Already called THREADS OF GOLD, Saffron increased its price over the last 3-4 months over 100%. Spain, being one of the most important Saffron producers in the world has never seen anything like this before. As a main reason, farmers blame the bad harvest in 2008 and some sick crops.
Three weeks ago, we meet with our main supplier David Torregrosa from Chiquillin, Spain. Chiquillin celebrates this year its 100th anniversary as a well trusted Saffron company. Talking to David, I learned that they expect it to be the toughest year in company’s history. We discussed the previous and upcoming harvests and he is not very optimistic for 2009 regarding the price development.
This makes it almost impossible to import superior quality of Saffron, if the price tag is coming close to 200 USD per ounce.
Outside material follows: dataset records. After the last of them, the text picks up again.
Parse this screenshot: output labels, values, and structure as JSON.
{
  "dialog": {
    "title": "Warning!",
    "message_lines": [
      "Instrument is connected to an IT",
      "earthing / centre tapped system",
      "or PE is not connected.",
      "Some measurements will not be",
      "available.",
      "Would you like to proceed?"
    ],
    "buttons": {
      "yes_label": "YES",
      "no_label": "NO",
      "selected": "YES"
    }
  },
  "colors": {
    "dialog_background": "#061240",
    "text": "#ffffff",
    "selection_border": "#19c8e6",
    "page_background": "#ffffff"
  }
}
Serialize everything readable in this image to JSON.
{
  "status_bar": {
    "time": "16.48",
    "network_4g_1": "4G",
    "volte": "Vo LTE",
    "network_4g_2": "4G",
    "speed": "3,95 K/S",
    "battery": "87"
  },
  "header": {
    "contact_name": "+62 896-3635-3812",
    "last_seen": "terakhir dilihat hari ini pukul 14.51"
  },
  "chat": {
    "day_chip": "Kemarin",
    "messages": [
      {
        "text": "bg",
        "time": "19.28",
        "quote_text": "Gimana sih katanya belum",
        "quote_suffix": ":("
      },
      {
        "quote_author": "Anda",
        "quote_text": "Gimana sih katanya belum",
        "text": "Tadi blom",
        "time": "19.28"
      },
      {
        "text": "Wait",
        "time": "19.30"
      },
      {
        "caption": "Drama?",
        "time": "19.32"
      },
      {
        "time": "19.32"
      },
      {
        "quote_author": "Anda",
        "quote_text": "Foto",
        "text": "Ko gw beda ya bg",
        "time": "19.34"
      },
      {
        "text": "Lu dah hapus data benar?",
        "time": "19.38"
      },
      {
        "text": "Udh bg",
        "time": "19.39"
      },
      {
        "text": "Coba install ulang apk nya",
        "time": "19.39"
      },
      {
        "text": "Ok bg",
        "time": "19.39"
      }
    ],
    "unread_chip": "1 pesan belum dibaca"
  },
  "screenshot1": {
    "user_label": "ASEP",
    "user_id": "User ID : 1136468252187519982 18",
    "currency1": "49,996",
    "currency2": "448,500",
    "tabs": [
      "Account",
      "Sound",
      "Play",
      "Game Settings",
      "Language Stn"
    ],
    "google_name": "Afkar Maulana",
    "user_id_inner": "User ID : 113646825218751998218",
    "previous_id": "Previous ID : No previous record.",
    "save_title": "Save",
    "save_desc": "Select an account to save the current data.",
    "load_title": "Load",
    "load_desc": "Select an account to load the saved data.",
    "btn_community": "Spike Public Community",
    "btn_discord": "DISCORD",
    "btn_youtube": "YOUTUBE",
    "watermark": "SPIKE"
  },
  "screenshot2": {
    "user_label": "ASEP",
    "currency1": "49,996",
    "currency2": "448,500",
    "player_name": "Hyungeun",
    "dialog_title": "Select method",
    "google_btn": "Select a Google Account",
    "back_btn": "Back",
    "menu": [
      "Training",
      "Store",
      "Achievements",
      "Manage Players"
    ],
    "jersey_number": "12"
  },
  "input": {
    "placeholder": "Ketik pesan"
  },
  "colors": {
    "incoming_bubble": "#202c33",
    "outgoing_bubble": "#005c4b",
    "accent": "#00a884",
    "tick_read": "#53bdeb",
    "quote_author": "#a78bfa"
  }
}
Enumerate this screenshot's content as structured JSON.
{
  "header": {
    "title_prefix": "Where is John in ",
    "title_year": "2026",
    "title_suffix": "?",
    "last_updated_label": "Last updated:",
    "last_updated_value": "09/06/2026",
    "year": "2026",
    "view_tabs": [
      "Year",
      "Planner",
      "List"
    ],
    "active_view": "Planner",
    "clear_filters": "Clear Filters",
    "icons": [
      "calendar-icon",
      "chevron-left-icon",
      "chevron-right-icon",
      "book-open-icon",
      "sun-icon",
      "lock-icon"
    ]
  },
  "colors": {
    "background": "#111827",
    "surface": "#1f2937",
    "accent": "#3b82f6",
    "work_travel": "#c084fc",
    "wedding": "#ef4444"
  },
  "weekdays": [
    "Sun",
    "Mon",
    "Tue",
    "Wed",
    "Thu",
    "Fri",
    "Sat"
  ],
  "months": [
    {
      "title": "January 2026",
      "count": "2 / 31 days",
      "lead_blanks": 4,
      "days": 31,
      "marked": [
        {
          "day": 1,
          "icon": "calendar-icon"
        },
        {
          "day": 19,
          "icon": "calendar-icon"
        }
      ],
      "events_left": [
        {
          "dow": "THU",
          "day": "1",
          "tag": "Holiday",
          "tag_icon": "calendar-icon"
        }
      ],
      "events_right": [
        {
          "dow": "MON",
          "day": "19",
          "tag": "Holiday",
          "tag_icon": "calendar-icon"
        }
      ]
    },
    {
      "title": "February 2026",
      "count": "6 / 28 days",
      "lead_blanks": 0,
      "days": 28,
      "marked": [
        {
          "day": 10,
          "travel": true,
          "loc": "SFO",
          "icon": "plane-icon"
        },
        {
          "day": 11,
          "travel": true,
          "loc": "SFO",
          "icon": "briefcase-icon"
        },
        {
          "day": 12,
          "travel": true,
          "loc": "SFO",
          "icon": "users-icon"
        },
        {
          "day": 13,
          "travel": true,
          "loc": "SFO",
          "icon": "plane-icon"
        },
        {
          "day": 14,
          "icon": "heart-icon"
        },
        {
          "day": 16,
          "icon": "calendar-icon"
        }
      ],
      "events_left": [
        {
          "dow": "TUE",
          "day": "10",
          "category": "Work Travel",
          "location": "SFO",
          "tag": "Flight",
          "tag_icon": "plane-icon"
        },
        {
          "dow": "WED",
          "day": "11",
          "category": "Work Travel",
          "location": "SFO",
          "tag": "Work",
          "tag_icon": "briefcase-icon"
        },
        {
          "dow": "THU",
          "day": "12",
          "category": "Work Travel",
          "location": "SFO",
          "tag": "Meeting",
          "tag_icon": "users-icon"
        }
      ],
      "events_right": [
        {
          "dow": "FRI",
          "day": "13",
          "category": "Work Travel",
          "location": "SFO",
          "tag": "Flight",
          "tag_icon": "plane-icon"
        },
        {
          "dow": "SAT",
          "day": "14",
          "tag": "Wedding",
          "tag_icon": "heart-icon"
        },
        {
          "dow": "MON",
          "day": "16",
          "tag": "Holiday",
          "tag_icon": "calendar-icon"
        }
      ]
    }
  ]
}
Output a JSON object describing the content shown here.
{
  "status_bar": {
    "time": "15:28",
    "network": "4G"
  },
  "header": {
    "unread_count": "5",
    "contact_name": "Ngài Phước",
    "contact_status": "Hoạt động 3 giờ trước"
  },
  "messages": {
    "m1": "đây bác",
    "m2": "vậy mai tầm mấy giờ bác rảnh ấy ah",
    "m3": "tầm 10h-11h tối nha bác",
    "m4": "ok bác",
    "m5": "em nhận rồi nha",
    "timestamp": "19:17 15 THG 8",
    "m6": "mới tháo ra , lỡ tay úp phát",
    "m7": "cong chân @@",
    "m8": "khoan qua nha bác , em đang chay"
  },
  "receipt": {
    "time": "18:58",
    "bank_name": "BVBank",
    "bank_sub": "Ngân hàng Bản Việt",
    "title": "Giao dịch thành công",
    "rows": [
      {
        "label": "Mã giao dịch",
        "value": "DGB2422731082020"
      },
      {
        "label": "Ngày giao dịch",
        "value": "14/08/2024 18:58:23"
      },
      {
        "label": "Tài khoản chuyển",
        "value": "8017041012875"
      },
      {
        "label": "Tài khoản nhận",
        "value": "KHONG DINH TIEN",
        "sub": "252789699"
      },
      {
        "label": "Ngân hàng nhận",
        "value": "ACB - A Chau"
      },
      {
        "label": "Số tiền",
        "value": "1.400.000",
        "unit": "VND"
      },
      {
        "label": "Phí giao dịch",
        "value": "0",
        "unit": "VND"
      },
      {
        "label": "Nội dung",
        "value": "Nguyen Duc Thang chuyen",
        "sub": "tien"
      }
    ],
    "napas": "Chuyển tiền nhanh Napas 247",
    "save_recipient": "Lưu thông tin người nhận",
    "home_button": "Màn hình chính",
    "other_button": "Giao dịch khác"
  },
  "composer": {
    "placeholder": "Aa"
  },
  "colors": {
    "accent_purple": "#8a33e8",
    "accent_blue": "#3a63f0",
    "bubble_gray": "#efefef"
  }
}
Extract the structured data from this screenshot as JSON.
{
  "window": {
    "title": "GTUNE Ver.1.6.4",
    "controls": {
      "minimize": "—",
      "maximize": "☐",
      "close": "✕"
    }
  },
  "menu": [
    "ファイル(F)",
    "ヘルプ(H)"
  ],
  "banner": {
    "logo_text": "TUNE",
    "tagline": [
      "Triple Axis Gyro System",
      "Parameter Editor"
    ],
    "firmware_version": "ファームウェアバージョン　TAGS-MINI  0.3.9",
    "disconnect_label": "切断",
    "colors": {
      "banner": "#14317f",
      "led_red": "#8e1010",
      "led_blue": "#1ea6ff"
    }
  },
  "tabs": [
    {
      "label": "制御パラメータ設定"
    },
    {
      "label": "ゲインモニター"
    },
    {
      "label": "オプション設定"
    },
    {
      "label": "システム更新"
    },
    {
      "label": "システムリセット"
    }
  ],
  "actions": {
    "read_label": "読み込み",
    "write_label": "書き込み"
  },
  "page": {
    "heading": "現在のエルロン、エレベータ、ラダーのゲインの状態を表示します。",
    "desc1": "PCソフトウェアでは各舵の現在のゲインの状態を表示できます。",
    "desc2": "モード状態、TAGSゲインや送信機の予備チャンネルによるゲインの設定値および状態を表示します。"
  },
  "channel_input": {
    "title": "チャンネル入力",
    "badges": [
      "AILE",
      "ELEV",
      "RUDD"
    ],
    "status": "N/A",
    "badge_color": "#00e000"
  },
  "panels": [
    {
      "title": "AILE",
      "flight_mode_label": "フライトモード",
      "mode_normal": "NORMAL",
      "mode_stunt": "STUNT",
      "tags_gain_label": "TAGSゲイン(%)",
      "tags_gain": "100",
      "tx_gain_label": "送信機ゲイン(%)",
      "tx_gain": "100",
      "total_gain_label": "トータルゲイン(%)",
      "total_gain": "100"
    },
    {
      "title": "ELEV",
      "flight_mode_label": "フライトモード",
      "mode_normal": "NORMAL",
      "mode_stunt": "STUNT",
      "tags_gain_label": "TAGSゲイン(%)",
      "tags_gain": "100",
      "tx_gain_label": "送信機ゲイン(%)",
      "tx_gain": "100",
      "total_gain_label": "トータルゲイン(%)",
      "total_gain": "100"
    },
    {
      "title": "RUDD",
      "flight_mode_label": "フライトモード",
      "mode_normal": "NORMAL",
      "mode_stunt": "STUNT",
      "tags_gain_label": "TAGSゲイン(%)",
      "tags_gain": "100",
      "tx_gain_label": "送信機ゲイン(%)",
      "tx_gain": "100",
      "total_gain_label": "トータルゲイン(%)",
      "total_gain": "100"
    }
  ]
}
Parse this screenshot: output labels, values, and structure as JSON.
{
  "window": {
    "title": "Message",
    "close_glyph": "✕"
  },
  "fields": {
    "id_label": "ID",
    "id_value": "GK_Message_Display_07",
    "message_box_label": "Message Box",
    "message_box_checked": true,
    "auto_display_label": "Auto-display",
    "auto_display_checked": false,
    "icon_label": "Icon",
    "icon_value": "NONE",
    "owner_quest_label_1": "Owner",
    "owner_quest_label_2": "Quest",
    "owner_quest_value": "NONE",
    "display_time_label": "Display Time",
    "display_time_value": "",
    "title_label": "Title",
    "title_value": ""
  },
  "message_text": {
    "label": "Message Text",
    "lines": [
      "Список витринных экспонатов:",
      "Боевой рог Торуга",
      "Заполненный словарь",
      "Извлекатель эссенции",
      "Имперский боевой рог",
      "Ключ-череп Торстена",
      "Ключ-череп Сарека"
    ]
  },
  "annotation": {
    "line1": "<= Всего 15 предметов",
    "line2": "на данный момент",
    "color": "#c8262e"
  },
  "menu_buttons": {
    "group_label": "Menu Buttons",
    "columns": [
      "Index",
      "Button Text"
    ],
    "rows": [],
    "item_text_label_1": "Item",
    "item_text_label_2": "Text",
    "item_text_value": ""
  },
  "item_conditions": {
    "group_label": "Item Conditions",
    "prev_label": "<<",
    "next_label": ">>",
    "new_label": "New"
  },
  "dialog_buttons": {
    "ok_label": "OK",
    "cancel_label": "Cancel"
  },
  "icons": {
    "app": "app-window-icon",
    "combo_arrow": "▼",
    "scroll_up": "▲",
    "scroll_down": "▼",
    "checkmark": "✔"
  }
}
As long this situation goes on ask Solex for alternatives on quality levels! We will have the superior quality on PRE-ORDER ONLY.
Buying cheap saffron mix is like throwing money away – in most cases! That’s true, if you consider what cheap saffron is made of and what you pay for it. So how do you maximize the flavor of this costly pure Saffron?
Here is what the CIA published on this question:
“…San Román has been working with researchers at the local university to understand saffron’s performance in the kitchen and develop innovative ways to use it. “We discovered that saffron flavor, color and aroma increase with time,” says the chef, who dissolves saffron threads in warm (65°C/150°F) water—one gram of saffron per liter—and keeps the infusion warm for four hours for maximum extraction. The stigmas should be white at the end of the steeping time. “You shouldn’t see red,” says San Román, or the extraction has not been thorough enough. …
Toasting saffron before use heightens aroma. Put the threads on a piece of aluminum foil in a hot oven for just a few moments to revive it, then pound in a mortar or steep in warm liquid. Store unused saffron in a cool, dry place, away from light, and it will last for two years.”